At the time, this was a huge relief to hear from a professional, despite all evidence to the contrary. Yes, John had cirrhosis and was going to die without a liver transplant. But he didn’t exhibit any of the classic obsessive behaviors of an alcoholic, he didn’t talk like an alcoholic, he didn’t act like an alcoholic, he was different: ergo, in her professional opinion, not an alcoholic. Perhaps he had some unfortunate hereditary tendency to liver disease?
John certainly took this to heart.
However, she did eventually recant this assessment.
Whatever the status of his other addictions is or isn’t, I watch as he becomes addicted to his substance abuse counselor.
We’re struggling to keep intimacy alive, and he tells me, “You should get more tattoos. That would be so sexy.” I think of her, with ink the color of her long, dark hair running up and down her arms. I don’t say anything. And I come dangerously close to doing it.
I’m trying to communicate with him, and he tells me, “I can’t talk to you. I need to talk to her. She’s the only one who understands me.” He goes on to add that she says I’m not capable of getting the help for myself that I need, that I’m not willing to open myself up to it, and that there’s no love in our house. I don’t know if it’s true that she’s said these things. He’s what you’d call an unreliable narrator at the best of times.
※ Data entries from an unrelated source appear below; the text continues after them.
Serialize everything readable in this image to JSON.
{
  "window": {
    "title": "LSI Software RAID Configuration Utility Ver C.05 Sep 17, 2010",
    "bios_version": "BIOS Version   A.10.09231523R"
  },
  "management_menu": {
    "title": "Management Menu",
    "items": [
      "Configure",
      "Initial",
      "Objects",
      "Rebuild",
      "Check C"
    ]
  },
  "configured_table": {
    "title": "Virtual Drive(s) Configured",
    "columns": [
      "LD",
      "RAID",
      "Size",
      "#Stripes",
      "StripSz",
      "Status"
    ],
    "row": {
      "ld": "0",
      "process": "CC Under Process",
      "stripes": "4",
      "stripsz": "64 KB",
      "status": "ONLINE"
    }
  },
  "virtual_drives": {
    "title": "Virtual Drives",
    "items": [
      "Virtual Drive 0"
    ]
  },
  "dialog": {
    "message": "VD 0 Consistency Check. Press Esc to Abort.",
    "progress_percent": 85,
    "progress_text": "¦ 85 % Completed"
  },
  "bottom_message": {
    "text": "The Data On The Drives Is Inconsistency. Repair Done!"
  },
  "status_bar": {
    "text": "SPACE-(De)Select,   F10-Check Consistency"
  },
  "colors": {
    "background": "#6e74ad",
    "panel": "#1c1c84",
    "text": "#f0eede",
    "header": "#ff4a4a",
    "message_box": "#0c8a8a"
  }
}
When I finally find him passed out with beer, the first time it happens after the surgery, she’s the first person I contact. I text her pictures of everything I find: full bottles, empty cans, receipts from the bar, including one from a day that he’d cancelled an appointment with her because he’d been “tired.”
I call her and she talks to me from the road, on her way home to see her sick father, her kids in the car with her. We make an appointment for the three of us to meet when she returns, and she tells me, “Take care of you.”
When we finally meet, she tells us that she’s told her husband, who’s also a counselor, that her liver transplant patient relapsed. She tells us that he chided her for being surprised. It didn’t surprise him at all. When I talk about what I found in the house, I mention a flask in John’s underwear drawer that was half-full of whiskey, that I dumped out. He seems so surprised, and protests that he didn’t even know about that. I tell him that I believe him, because I do. She looks at me, and says,
“You can’t trust him.”
She was telling me something big and true, that I struggled to get my head around at the time. But she was telling me something personal, too.
I’m not saying that, after everything that happened, I never considered tossing a Molotov cocktail through her living room window, or at least contacting some credentialing agencies in my less felonious moods.
It occurs to me, though, that this is a thankless job, and a heartbreaking one. One that is probably very hard to feel like you’re any good at at all, as handfuls of your clients slide slowly off your calendar, out of your sphere of influence, some to jail, some to the endless haze of addiction, some to unnaturally early final rests. Some you’ll never even know what becomes of them. And some you’ll be certain.
She thought she’d gotten through to him. And he fooled her.
He broke her heart.
That makes us kin, right? She’s someone I share that blistering sense of shock and despair with. A load borne across many shoulders can’t help but become lighter.
I felt a terrible empathy for her in that moment she told me I couldn’t trust him. “Why do you do this?” I asked, meaning the counseling.
“I might get through to one person. If that’s all, it’s worth it.”
She is right about that. I wish her luck.
If you love or loved an alcoholic, we hope you’ll find some of the healing you deserve in our Echoes of Recovery program.